Task to carry out:
For every line that contains the string "battery", pull that line out of the material below.

Data supplied:
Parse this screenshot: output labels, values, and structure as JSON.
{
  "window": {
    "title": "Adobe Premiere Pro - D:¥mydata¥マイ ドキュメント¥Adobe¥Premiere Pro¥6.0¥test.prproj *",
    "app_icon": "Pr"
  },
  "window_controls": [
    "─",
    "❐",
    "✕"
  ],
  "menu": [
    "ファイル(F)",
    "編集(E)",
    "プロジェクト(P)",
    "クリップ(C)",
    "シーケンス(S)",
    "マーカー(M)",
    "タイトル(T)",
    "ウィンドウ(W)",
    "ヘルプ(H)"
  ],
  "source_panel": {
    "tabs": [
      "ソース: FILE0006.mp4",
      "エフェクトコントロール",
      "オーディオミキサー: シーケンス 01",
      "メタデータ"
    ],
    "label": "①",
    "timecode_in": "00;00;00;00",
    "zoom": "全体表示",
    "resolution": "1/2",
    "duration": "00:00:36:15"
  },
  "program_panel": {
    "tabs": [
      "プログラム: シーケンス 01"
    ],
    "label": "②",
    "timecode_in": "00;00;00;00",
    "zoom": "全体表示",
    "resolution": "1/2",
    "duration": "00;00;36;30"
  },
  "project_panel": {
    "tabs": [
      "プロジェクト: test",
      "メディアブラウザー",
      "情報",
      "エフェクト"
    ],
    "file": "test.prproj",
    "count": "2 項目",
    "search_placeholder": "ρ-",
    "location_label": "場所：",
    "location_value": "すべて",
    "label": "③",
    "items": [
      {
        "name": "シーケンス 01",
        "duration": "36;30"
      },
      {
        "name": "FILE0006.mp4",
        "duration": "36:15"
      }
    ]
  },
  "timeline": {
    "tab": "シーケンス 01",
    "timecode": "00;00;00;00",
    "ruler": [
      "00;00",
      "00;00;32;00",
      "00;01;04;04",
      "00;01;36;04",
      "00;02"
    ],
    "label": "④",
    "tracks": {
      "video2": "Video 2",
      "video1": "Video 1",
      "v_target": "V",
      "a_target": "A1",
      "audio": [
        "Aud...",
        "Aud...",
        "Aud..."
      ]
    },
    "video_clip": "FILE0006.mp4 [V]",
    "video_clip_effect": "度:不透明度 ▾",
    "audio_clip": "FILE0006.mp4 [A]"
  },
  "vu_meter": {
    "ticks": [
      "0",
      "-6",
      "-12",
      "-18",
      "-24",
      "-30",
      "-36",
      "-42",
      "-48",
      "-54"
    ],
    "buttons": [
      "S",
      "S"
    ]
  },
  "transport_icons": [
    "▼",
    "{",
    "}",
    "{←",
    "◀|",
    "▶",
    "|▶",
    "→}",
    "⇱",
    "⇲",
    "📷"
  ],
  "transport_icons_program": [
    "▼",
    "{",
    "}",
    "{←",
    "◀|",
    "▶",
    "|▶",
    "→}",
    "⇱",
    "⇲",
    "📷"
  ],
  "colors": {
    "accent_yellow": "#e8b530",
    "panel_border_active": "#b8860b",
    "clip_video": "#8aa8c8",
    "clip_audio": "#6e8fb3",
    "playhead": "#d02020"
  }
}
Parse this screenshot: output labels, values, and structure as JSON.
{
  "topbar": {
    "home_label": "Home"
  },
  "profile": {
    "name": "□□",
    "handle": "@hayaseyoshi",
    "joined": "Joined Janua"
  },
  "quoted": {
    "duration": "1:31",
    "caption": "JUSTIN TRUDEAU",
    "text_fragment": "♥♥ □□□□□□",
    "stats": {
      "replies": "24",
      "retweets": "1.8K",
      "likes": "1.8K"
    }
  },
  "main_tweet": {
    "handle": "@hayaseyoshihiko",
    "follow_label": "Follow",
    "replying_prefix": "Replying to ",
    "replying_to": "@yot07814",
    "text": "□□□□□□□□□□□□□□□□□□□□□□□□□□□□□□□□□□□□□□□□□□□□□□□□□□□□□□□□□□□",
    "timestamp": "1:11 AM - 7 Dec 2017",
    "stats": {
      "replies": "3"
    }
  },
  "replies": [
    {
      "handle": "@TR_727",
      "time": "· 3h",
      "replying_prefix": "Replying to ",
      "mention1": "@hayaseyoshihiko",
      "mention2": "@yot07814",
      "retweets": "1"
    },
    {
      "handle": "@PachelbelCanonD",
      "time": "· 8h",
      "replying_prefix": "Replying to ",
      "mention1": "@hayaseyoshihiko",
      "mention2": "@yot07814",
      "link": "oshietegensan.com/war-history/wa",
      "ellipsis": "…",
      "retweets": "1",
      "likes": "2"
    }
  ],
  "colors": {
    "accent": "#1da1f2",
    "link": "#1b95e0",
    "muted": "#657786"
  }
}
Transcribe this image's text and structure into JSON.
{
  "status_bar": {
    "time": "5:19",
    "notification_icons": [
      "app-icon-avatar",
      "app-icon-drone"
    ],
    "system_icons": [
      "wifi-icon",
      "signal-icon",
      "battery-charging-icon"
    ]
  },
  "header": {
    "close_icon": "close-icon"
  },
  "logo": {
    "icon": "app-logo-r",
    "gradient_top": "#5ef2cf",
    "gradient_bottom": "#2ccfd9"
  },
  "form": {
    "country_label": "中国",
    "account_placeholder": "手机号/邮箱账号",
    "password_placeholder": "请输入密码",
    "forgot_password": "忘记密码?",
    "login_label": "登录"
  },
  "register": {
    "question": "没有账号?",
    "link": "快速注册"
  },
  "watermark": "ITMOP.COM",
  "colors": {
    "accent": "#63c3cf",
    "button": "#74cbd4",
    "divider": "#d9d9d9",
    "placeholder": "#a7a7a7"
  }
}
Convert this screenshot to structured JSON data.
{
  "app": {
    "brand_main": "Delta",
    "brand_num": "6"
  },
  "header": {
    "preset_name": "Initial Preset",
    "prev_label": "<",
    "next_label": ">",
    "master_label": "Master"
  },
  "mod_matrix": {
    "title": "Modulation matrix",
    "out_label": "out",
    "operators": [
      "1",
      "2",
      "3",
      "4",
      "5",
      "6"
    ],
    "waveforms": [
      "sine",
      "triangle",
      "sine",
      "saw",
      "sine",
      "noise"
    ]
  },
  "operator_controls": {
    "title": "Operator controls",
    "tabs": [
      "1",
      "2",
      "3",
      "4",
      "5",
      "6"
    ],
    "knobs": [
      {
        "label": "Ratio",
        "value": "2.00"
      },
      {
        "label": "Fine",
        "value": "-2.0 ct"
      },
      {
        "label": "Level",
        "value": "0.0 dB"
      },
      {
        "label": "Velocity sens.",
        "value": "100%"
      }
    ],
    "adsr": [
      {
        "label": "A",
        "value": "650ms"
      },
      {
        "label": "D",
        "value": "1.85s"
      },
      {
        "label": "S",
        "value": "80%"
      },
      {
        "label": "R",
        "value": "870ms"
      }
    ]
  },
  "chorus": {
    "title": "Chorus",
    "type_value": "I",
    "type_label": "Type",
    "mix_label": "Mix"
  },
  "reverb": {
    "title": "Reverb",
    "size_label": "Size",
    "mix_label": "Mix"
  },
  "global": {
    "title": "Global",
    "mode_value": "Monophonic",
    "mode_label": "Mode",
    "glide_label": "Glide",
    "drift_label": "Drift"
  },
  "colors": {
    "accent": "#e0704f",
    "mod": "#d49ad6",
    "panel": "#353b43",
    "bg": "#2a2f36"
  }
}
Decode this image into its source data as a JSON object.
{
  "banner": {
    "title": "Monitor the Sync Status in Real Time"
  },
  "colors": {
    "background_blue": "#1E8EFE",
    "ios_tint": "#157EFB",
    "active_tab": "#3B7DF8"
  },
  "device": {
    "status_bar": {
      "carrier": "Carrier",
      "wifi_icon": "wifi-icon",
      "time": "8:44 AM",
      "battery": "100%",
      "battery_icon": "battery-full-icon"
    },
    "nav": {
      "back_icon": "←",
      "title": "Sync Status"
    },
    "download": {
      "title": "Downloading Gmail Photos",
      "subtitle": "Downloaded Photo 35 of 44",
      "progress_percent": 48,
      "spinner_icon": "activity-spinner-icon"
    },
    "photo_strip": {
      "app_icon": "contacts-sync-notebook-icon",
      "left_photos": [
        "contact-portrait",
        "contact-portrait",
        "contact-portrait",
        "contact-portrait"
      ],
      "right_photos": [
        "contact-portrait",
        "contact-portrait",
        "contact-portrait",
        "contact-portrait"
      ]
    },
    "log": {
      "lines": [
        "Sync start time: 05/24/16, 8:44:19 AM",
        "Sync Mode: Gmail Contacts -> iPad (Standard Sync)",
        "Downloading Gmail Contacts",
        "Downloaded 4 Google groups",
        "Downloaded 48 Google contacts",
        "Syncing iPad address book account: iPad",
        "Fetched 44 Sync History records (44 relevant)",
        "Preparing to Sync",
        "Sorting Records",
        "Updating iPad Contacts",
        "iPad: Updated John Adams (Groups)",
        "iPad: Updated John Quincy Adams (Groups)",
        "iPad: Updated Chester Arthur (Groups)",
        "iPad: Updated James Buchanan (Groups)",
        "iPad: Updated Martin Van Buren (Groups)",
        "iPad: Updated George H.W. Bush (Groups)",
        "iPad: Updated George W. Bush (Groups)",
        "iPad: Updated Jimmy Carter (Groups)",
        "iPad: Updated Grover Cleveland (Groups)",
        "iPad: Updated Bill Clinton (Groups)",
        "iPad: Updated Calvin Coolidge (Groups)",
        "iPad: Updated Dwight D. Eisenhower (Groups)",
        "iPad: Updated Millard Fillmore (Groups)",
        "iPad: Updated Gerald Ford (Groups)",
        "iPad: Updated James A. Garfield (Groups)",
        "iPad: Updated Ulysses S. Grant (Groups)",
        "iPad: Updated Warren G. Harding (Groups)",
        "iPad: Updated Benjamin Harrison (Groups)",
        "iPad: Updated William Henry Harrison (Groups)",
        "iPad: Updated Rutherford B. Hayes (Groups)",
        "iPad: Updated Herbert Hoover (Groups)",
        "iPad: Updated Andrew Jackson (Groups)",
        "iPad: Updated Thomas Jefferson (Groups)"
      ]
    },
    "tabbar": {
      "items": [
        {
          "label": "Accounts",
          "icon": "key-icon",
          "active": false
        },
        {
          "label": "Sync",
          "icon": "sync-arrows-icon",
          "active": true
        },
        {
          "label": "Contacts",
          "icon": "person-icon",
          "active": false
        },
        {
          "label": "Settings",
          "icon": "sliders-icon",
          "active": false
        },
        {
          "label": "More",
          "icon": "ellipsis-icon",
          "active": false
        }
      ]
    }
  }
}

Exercise solution:
      "battery-charging-icon"
      "battery": "100%",
      "battery_icon": "battery-full-icon"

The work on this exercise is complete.